Recently, for example, a thief took a $1,500 bicycle from outside a train stop and pedaled off into the sunset. But 30 minutes later, Officer Friedman and his team, having tracked the bike, converged on the rider at a park.
“You should have seen his face — he thought he was in the clear,” said Officer Friedman, 41, who carries a .40-caliber Sig Sauer semiautomatic and an iPhone 5, which he used that day to take a picture of the severed bike lock. He then posted an image on Twitter with the message: Thank You 4 Taking Our Bait Bike.
I hadn't heard of this new tactic before. As someone who had three bikes stolen while an undergrad, my instinct is to embrace any and all measures to fight bike crime, including the public shaming. As noted in the article, the University of Wisconsin, Madison saw a 40% drop in reported bike thefts the first year they rolled out a bait bike program.

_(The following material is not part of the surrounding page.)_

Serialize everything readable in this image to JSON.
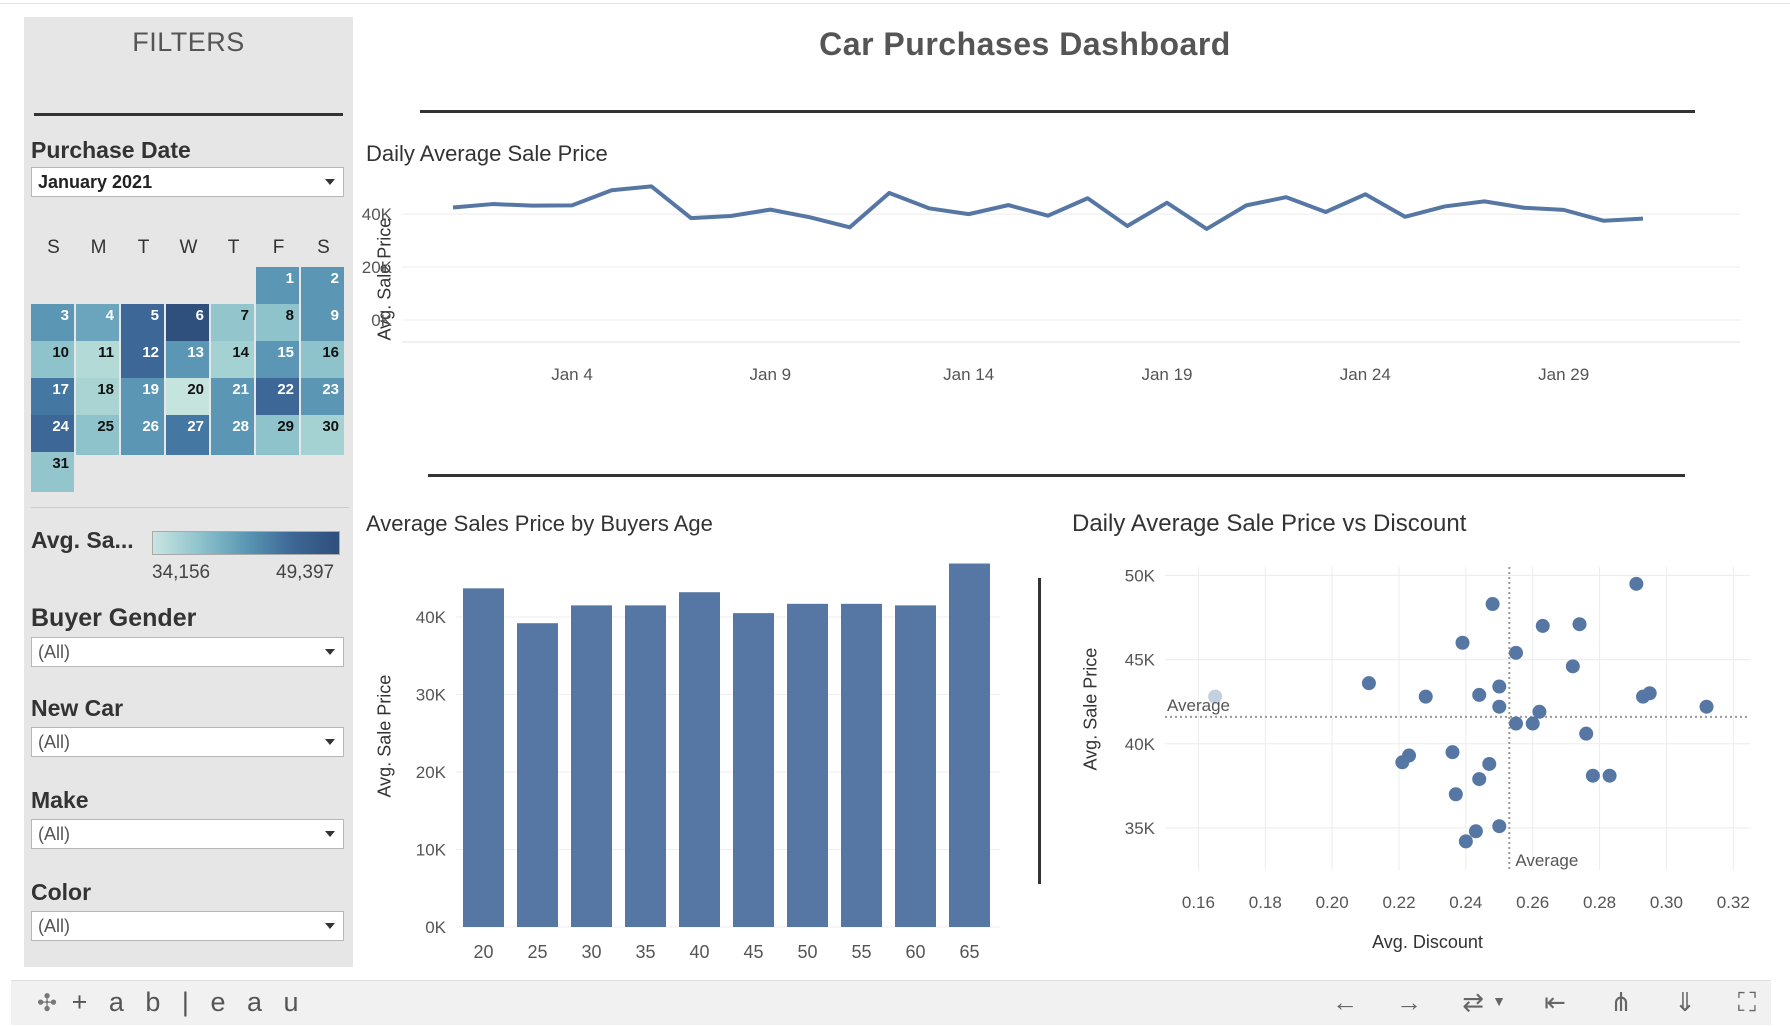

However, the social cost here is fuzzier. As educator Zeynep Tufekci writes:
If you are still fuming at the memory of a bike being stolen (I am, even now) and wondering why these thieves should not get charged with felonies, ponder for a moment. [Added: an add other minor or major infractions for the next example: it’s not a perfect example.] Have you ever rolled through a stop sign? Have you failed to perfectly stop, ever? Rolling through stop signs puts people’s lives at risk and is done just as intentionally as stealing a bike. It’s more dangerous and destructive than stealing a bike. [Though it’s been pointed out by people who understand the laws better than I do that our criminal code does not view that as the same kind of intention as bike stealing. I don’t claim to be making a legal argument, but just trying to push our imagination politically.]
Sure, there is a cost to bike theft, and it is a problem. But there is also cost to rendering large numbers of people unemployable through felony convictions.

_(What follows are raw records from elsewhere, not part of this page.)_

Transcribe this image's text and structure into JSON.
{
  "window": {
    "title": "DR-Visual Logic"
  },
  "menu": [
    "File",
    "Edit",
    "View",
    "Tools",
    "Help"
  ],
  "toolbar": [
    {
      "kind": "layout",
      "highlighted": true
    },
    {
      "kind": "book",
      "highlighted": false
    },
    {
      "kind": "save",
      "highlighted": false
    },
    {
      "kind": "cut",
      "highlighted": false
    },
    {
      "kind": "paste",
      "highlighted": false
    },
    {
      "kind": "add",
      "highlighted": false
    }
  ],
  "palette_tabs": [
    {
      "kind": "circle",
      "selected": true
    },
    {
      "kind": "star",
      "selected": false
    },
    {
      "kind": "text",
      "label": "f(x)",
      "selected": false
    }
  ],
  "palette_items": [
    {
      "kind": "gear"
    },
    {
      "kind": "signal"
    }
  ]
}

Now imagine a city in which areas in which tech workers lives were equipped with cameras that caught everyone who ever rolled through a stop sign. You got a felony charge, since the evidence was indisputable. You lost your job, and could never work in the same sector again. You can’t vote either. Maybe you have probation. Your life is ruined, forever, and fairly irrecoverably.
Officer Friedman, mentioned in the excerpt above, responded to charges of the program being a form of entrapment by noting that bait bikes

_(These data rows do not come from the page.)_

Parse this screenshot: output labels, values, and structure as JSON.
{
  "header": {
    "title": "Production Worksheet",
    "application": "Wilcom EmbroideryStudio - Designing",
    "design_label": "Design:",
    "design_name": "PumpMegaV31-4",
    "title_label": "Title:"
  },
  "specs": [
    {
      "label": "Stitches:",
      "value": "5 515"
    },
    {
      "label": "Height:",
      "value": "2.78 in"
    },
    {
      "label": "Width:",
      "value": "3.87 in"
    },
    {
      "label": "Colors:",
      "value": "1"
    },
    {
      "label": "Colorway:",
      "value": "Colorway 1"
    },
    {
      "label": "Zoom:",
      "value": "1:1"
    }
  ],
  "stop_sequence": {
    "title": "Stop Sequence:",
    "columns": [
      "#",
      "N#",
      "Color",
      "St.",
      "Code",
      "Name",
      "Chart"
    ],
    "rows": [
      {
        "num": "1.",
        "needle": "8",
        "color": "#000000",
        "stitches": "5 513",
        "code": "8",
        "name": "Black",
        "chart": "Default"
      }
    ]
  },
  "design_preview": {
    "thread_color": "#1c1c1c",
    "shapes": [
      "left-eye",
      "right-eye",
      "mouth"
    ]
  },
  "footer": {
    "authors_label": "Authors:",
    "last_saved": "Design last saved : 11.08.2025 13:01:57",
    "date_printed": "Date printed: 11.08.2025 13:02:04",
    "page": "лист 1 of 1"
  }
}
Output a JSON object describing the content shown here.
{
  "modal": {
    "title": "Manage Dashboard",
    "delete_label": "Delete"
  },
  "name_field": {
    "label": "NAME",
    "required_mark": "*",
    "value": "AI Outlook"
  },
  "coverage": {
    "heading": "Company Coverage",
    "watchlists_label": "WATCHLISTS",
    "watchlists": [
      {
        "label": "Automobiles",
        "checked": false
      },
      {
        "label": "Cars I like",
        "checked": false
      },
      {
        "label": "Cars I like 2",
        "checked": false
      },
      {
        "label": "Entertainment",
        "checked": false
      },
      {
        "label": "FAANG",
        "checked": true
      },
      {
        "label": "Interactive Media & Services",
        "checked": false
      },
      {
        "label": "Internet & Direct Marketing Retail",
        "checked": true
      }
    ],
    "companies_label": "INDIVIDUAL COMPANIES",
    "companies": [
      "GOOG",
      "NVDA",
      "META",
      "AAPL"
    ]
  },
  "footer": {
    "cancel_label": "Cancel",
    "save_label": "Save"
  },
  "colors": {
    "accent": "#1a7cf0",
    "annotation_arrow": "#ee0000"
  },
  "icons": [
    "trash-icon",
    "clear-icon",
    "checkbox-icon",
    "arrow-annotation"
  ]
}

...are not simply left out unlocked for opportunistic types. (Unlike SFPD's reality TV-ready Bait Car program that was quickly halted a few years back.) They are locked up and then swiped by thieves with the tools to do so and the know-how to unload them. Like this recidivist on the street with an angle grinder, or these guys running a chop shop on 13th Street, or a notorious bike thieves in the East Bay.
If my bike were recovered through such a program, I'd just be happy to get it back. Having the thief charged with a felony would be unnecessarily harsh.
Perhaps technology will offer alternative solutions in the future. The cost of small tracking devices is coming down. Many crowdfunding projects are for little tracking tags or gizmos that you can attach to or put in your valuables to be able to detect their location on your phone. The problem is that most operate on Bluetooth and have limited range and battery life, but perhaps those problems can be overcome. In that world, theft might be less prevalent because of the increased difficulty of hiding the object.
One might argue that a bike thief could come up with electronic countermeasures to combat tracking devices, but most bike thieves are looking to unload bikes as soon as possible and not seeking to maximize their cash return on each component or the entire bike itself. The cost of countermeasures might not be worth the investment given the low cash return on each stolen bike.